“Do you wanna talk about that?”

“Not yet.”

We walk in silence for a few minutes, and then have one those it’s-not-really-about-that-is-it conversations you get to have sometimes if you’re lucky enough to be in a relationship with someone patient and emotionally intelligent and kind. Ben says he’ll walk with me to Trout Lake, and we talk about what that means.

We cross a few more creeks, though none quite so challenging. I love my shoes (Altra Lone Peak 3.5 Mid Mesh — my favorite Lone Peaks since the 1.5); they drain quickly and they feel great.

We get some lovely views of Mount Adams, Mount Rainier, and Mount Saint Helens. The mosquitos continue to doggedly pursue us, but they’re maybe a little better than yesterday. In any case, as long as we keep moving, I don’t feel the need to use my cedar branch “horse tail.”

We stop for the evening at a campsite below the trail, not far from a silty creek. We pitch the tent and rest for a bit before contemplating dinner — and the mosquitos swarm around the tent, collecting on the mesh doors, lying in wait. They were a little better today, but still pretty bad. A hiker we met today told us they’re even worse in Oregon. What have I signed myself up for? How am I going to do this? I’m not stubborn enough to do it just to do it. I want to have fun.

Well, guess I’ll cross that bridge when I get to it.
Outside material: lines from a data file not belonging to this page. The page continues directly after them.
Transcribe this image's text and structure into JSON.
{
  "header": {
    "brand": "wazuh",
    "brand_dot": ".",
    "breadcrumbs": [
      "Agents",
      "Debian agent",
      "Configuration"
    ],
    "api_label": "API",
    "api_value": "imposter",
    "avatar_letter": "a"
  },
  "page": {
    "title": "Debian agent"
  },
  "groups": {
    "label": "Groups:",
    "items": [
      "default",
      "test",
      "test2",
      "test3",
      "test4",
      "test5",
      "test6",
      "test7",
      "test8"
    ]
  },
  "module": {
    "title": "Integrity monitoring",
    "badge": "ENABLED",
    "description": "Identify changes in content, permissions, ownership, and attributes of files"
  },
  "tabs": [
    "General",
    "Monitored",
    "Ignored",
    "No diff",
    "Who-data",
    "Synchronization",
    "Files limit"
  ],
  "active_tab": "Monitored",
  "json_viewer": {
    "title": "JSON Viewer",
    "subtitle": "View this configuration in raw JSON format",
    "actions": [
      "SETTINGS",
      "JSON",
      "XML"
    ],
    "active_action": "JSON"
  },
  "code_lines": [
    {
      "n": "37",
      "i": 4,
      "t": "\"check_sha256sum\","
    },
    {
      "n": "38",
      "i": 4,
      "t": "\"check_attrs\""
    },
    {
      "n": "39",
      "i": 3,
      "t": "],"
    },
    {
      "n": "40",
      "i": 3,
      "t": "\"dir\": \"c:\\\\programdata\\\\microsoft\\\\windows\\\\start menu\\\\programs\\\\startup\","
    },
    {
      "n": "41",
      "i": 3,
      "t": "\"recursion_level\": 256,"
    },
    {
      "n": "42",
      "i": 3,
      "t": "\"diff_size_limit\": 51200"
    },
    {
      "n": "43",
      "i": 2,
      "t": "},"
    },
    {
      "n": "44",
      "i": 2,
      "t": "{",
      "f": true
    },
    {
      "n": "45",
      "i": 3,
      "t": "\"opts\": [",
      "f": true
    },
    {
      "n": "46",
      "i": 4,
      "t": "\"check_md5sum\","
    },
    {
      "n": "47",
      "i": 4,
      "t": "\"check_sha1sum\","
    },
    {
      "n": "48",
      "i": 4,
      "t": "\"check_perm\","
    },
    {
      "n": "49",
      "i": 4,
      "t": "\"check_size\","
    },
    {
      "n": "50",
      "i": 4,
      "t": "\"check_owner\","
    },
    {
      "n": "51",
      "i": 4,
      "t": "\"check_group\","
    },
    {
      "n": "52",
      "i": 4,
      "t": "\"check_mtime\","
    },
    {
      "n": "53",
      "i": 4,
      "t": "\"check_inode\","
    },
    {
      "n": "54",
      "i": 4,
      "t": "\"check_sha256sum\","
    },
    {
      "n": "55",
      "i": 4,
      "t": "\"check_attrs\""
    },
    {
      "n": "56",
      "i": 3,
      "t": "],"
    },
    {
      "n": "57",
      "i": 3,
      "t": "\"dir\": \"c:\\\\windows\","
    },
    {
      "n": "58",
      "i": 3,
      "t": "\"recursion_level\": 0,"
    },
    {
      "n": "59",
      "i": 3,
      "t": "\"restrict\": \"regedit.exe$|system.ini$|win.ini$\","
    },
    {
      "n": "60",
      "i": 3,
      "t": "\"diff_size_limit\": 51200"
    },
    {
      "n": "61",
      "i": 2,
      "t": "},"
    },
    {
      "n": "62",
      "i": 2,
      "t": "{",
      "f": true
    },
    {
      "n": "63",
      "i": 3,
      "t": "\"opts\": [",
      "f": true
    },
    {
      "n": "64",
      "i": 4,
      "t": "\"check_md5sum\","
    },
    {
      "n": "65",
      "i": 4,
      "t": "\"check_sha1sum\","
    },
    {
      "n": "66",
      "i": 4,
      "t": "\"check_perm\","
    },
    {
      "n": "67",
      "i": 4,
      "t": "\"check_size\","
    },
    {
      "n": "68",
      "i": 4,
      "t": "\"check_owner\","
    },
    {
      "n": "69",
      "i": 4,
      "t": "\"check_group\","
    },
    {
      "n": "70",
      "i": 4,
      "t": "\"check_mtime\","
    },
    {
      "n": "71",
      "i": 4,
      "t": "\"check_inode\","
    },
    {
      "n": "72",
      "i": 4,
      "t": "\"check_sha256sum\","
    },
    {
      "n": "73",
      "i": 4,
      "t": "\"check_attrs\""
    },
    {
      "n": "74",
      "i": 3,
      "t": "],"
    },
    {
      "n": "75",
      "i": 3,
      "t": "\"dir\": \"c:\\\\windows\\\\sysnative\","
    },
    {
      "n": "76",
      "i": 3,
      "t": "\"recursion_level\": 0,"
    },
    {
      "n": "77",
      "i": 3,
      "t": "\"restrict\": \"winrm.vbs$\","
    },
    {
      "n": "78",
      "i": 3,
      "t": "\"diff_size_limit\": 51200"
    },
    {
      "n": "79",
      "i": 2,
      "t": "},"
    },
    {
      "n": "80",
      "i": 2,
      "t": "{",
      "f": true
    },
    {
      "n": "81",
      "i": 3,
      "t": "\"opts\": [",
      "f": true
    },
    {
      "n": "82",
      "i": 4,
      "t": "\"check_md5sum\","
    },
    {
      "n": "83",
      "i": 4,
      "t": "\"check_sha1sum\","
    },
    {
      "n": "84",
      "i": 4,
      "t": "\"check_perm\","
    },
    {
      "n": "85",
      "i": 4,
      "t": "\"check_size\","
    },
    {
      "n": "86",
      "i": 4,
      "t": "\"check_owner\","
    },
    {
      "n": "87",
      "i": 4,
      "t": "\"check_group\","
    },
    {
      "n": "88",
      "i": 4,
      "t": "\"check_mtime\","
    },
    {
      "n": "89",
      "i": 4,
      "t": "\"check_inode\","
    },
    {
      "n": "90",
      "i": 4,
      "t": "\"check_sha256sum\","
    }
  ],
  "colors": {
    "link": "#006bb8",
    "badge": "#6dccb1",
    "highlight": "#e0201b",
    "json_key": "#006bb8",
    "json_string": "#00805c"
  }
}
Eventually, Ben gets dressed in a beekeeper outfit of sorts: his rain jacket and rain pants, my headnet and fleece gloves. He goes out to collect water and cook his dinner. I can’t stand the thought of being outside the mesh walls of the tent just yet; I hang out inside and read instead (Ancillary Justice — great space opera!). When Ben’s all done and it’s almost completely dark, I borrow Ben’s rain pants and don the bee suit myself. I cook dinner, do my camp chores, and crawl back inside to sleep.

Your email is never published or shared. Required fields are marked *